Furthermore, organizations and institutions collaborate to raise awareness about the conservation of the dahlia and its habitat. Educational programs, workshops, and exhibitions are conducted to promote understanding and appreciation of the flower’s ecological and cultural significance.
Dahlia’s Modern-Day Significance
The dahlia’s allure extends beyond its cultural and historical significance. It continues to captivate horticulturists, garden enthusiasts, and floral designers around the world. Dahlias are cherished for their ability to enhance gardens with their stunning colors and unique forms. They have become popular additions to flower arrangements and are widely used in weddings, special occasions, and floral competitions.
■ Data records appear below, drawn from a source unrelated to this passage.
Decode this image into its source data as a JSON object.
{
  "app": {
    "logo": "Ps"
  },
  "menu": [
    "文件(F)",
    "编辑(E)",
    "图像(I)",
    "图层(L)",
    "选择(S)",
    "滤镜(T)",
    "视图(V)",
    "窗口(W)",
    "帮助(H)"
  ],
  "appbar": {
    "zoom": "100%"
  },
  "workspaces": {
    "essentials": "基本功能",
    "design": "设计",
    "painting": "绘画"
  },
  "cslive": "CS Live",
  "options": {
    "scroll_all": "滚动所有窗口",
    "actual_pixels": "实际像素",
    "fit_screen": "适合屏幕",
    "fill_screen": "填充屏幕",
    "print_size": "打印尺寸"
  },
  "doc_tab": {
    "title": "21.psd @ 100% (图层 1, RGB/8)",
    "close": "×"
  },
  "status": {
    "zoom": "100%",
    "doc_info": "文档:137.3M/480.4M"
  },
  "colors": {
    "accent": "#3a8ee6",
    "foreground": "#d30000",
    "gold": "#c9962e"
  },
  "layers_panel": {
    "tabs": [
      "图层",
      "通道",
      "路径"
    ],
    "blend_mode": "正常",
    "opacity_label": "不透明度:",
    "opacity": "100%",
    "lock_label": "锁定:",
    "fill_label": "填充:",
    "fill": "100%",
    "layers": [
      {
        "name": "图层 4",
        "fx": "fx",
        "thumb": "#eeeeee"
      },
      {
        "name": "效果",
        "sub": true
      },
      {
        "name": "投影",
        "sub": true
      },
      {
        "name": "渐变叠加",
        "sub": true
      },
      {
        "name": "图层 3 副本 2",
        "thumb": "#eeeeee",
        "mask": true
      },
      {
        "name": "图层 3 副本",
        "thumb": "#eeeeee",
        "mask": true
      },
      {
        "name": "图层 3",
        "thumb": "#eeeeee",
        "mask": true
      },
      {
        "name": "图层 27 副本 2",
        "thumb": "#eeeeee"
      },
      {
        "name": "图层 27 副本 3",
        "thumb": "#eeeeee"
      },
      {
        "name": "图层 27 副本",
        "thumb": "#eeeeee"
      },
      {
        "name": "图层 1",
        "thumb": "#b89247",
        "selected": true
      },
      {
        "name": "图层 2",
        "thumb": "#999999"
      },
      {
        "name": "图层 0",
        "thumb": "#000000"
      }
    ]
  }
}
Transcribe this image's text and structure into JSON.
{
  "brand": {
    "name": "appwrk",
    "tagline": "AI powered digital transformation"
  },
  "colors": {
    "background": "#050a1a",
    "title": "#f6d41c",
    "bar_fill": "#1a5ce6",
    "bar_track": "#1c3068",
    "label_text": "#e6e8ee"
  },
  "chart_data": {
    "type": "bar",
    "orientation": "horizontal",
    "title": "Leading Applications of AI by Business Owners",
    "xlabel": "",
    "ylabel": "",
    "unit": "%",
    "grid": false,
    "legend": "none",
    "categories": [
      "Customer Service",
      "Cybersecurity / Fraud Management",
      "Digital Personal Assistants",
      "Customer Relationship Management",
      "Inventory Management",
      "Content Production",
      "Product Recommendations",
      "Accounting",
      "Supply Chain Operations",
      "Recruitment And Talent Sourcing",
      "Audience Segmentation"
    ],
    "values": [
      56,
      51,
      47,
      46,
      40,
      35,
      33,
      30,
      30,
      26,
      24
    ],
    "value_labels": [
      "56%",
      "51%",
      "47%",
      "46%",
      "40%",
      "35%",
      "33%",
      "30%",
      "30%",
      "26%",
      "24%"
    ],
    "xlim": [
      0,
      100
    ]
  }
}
The dahlia also contributes to Mexico’s economy through the horticulture and floriculture industries. The cultivation, trade, and export of dahlias and their cut flowers generate employment opportunities and revenue for local communities. Mexico’s reputation as a global hub for dahlia production and trade continues to grow, bolstered by the flower’s popularity and demand.
The dahlia’s journey from ancient Aztec rituals to its designation as Mexico’s national flower in 1963 showcases its enduring cultural and botanical significance. Its vibrant colors, diverse petal shapes, and rich historical background make it a symbol of Mexico’s beauty and heritage.
The dahlia’s legacy continues to thrive, embraced by Mexicans as an emblem of their national identity and celebrated through festivals and cultural events. Efforts to cultivate, preserve, and conserve this magnificent flower ensure its longevity and reinforce its importance in Mexico’s natural and cultural landscapes.
As the dahlia blooms in all its splendor, it serves as a reminder of Mexico’s rich heritage, its artistic expressions, and the profound connection between nature and human civilization. The dahlia’s story is a testament to the enduring power of flowers to inspire, uplift, and unite us all.